→ **What is expected**
Ignoring the pictures, copy the data exactly.

------------------------------

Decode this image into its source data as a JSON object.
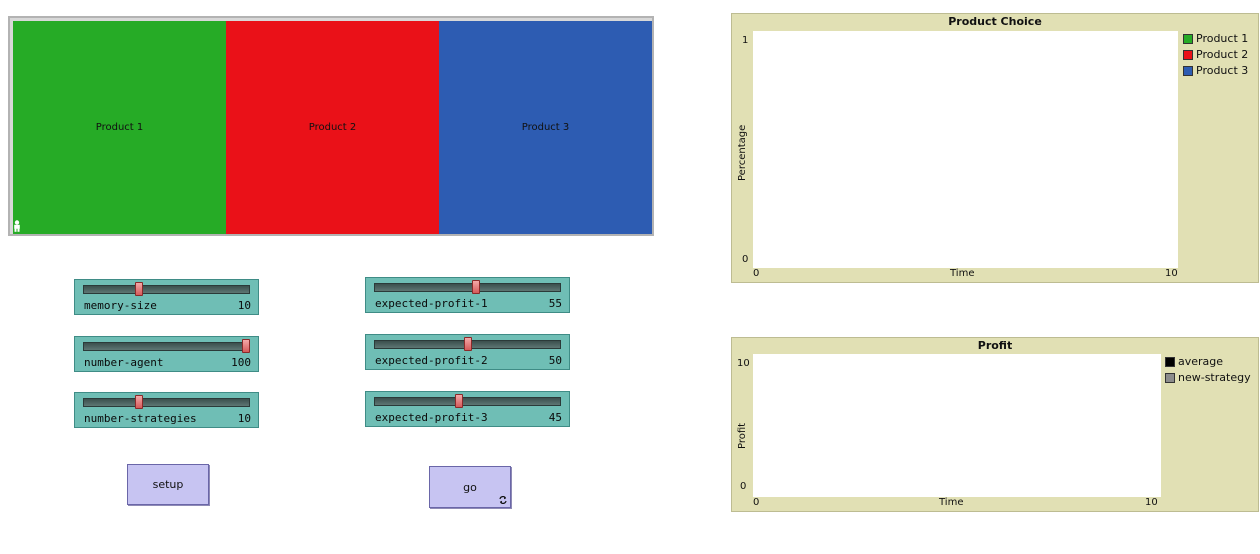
{
  "world": {
    "patches": [
      {
        "label": "Product 1",
        "color": "#26ab26"
      },
      {
        "label": "Product 2",
        "color": "#ea1118"
      },
      {
        "label": "Product 3",
        "color": "#2d5cb2"
      }
    ]
  },
  "sliders": {
    "memory_size": {
      "label": "memory-size",
      "value": "10",
      "fraction": 0.33
    },
    "number_agent": {
      "label": "number-agent",
      "value": "100",
      "fraction": 1.0
    },
    "number_strategies": {
      "label": "number-strategies",
      "value": "10",
      "fraction": 0.33
    },
    "expected_profit_1": {
      "label": "expected-profit-1",
      "value": "55",
      "fraction": 0.55
    },
    "expected_profit_2": {
      "label": "expected-profit-2",
      "value": "50",
      "fraction": 0.5
    },
    "expected_profit_3": {
      "label": "expected-profit-3",
      "value": "45",
      "fraction": 0.45
    }
  },
  "buttons": {
    "setup": "setup",
    "go": "go",
    "go_forever_icon": "forever-arrows-icon"
  },
  "plots": {
    "product_choice": {
      "title": "Product Choice",
      "xlabel": "Time",
      "ylabel": "Percentage",
      "xmin": "0",
      "xmax": "10",
      "ymin": "0",
      "ymax": "1",
      "legend": [
        {
          "name": "Product 1",
          "color": "#26ab26"
        },
        {
          "name": "Product 2",
          "color": "#ea1118"
        },
        {
          "name": "Product 3",
          "color": "#2d5cb2"
        }
      ]
    },
    "profit": {
      "title": "Profit",
      "xlabel": "Time",
      "ylabel": "Profit",
      "xmin": "0",
      "xmax": "10",
      "ymin": "0",
      "ymax": "10",
      "legend": [
        {
          "name": "average",
          "color": "#000000"
        },
        {
          "name": "new-strategy",
          "color": "#8c8c8c"
        }
      ]
    }
  }
}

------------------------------

→ **Expected answer**
Decode this image into its source data as a JSON object.
{
  "world": {
    "patches": [
      {
        "label": "Product 1",
        "color": "#26ab26"
      },
      {
        "label": "Product 2",
        "color": "#ea1118"
      },
      {
        "label": "Product 3",
        "color": "#2d5cb2"
      }
    ]
  },
  "sliders": {
    "memory_size": {
      "label": "memory-size",
      "value": "10",
      "fraction": 0.33
    },
    "number_agent": {
      "label": "number-agent",
      "value": "100",
      "fraction": 1.0
    },
    "number_strategies": {
      "label": "number-strategies",
      "value": "10",
      "fraction": 0.33
    },
    "expected_profit_1": {
      "label": "expected-profit-1",
      "value": "55",
      "fraction": 0.55
    },
    "expected_profit_2": {
      "label": "expected-profit-2",
      "value": "50",
      "fraction": 0.5
    },
    "expected_profit_3": {
      "label": "expected-profit-3",
      "value": "45",
      "fraction": 0.45
    }
  },
  "buttons": {
    "setup": "setup",
    "go": "go",
    "go_forever_icon": "forever-arrows-icon"
  },
  "plots": {
    "product_choice": {
      "title": "Product Choice",
      "xlabel": "Time",
      "ylabel": "Percentage",
      "xmin": "0",
      "xmax": "10",
      "ymin": "0",
      "ymax": "1",
      "legend": [
        {
          "name": "Product 1",
          "color": "#26ab26"
        },
        {
          "name": "Product 2",
          "color": "#ea1118"
        },
        {
          "name": "Product 3",
          "color": "#2d5cb2"
        }
      ]
    },
    "profit": {
      "title": "Profit",
      "xlabel": "Time",
      "ylabel": "Profit",
      "xmin": "0",
      "xmax": "10",
      "ymin": "0",
      "ymax": "10",
      "legend": [
        {
          "name": "average",
          "color": "#000000"
        },
        {
          "name": "new-strategy",
          "color": "#8c8c8c"
        }
      ]
    }
  }
}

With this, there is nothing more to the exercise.